>Date: Fri, 15 May 1998 16:44:19 -0500
>From: Steve Garinger <sgaringer at pivotint_com>
>Subject: Re: Plant Bubbles

 If the warm water is
>already saturated with oxygen, the oxygen bubbles off (ever wonder why a
>bucket of warm water, especially in winter, is cloudy, then clears?
>That's why.)

Steve is probably right that the tank water becomes saturated with O2 from
the new water's released O2... and this would cause O2 from photosynthesis
to cause the pearling to start.

The bubbles in a tank after a water change, however, also occur because of
the extra nitrogen the cold water carries. There is 4 times as much N2 as
O2 in air. After a water change, all the surfaces of a tank may be covered,
including the glass.  

>The same mechanism governs the bubbles you saw when sunlight hit your
>tank.  The rate of photsynthesis increased, the plants needed to get rid
>of oxygen and saturated the water, then any more oxygen had to be
>bubbled off.

However, this DOES suggest that the tank was light limited at that point.

> If nutrients were the cause, it would
>stand to reason that bubbling would increase dramatically and
>immediately after fertilizer is added.  I've never seen that, have you?

Although nutrients may not have the cause in the examples discussed, I
think it can be the cause in some situations.

I can control the amount of bubbling in my tanks by altering the CO2
concentration. If the CO2 level is sufficient, the plants are bubbling like
crazy. In my "high" light tank (2.2w/gal <g>), if the plants are not
bubbling by noon then I knew that CO2 was insufficient. [This used to tell
me when I needed to calibrate the probe, but after getting tired of keeping
up with the automated system, I now inject the CO2 at a constant bubble
rate.] In this tank, CO2 can be the limiting factor. 

If you want regular pearling, think about increasing the CO2.

By the way, CO2 _is_ a nutrient. It is contained in higher concentration in
cold or pressurized water.
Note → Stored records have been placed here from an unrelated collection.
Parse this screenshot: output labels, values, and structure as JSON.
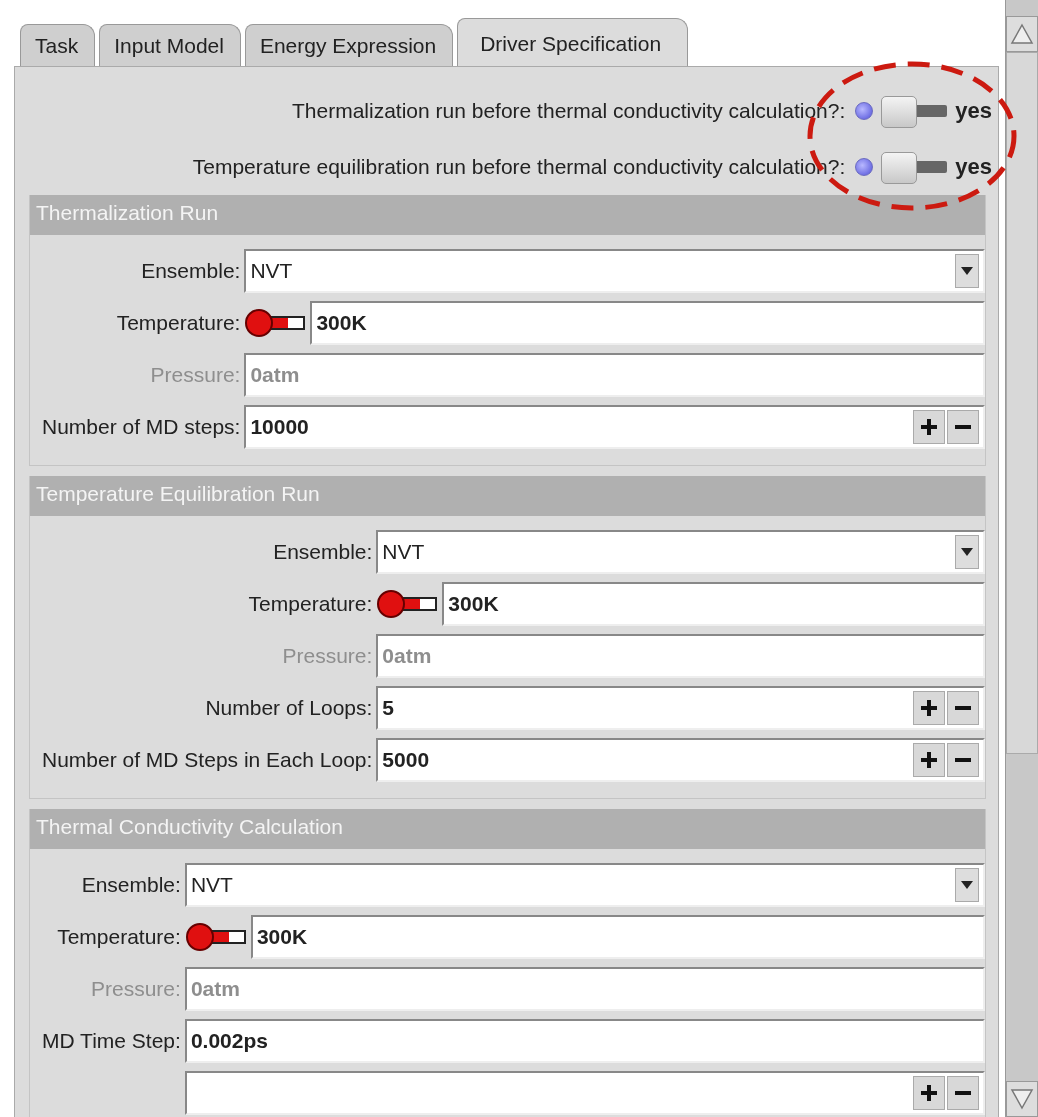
{
  "tabs": [
    {
      "label": "Task",
      "selected": false
    },
    {
      "label": "Input Model",
      "selected": false
    },
    {
      "label": "Energy Expression",
      "selected": false
    },
    {
      "label": "Driver Specification",
      "selected": true
    }
  ],
  "toggles": [
    {
      "label": "Thermalization run before thermal conductivity calculation?:",
      "on": true,
      "state_text": "yes"
    },
    {
      "label": "Temperature equilibration run before thermal conductivity calculation?:",
      "on": true,
      "state_text": "yes"
    }
  ],
  "sections": [
    {
      "title": "Thermalization Run",
      "rows": [
        {
          "kind": "select",
          "label": "Ensemble:",
          "value": "NVT"
        },
        {
          "kind": "temperature",
          "label": "Temperature:",
          "value": "300K"
        },
        {
          "kind": "text",
          "label": "Pressure:",
          "value": "0atm",
          "disabled": true
        },
        {
          "kind": "spin",
          "label": "Number of MD steps:",
          "value": "10000"
        }
      ]
    },
    {
      "title": "Temperature Equilibration Run",
      "rows": [
        {
          "kind": "select",
          "label": "Ensemble:",
          "value": "NVT"
        },
        {
          "kind": "temperature",
          "label": "Temperature:",
          "value": "300K"
        },
        {
          "kind": "text",
          "label": "Pressure:",
          "value": "0atm",
          "disabled": true
        },
        {
          "kind": "spin",
          "label": "Number of Loops:",
          "value": "5"
        },
        {
          "kind": "spin",
          "label": "Number of MD Steps in Each Loop:",
          "value": "5000"
        }
      ]
    },
    {
      "title": "Thermal Conductivity Calculation",
      "rows": [
        {
          "kind": "select",
          "label": "Ensemble:",
          "value": "NVT"
        },
        {
          "kind": "temperature",
          "label": "Temperature:",
          "value": "300K"
        },
        {
          "kind": "text",
          "label": "Pressure:",
          "value": "0atm",
          "disabled": true
        },
        {
          "kind": "text",
          "label": "MD Time Step:",
          "value": "0.002ps",
          "disabled": false
        },
        {
          "kind": "spin"
        }
      ]
    }
  ]
}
So, it seems to me that a water change should
raise the CO2 concentration.  My tap water also contains trace elements, so
if the tank was limited in a particular trace element.... BINGO. However, I
can't say how quickly the plants would react to the change in nutrients.
This would be an interesting experiment for someone to run. 

As Steve suggests, therefore, my money for the described plant bubbling
(for now) is on the temporary saturation of O2 (and N2) concentrations in
combination with new O2 coming off the leaves. 

Neil Frank, AGA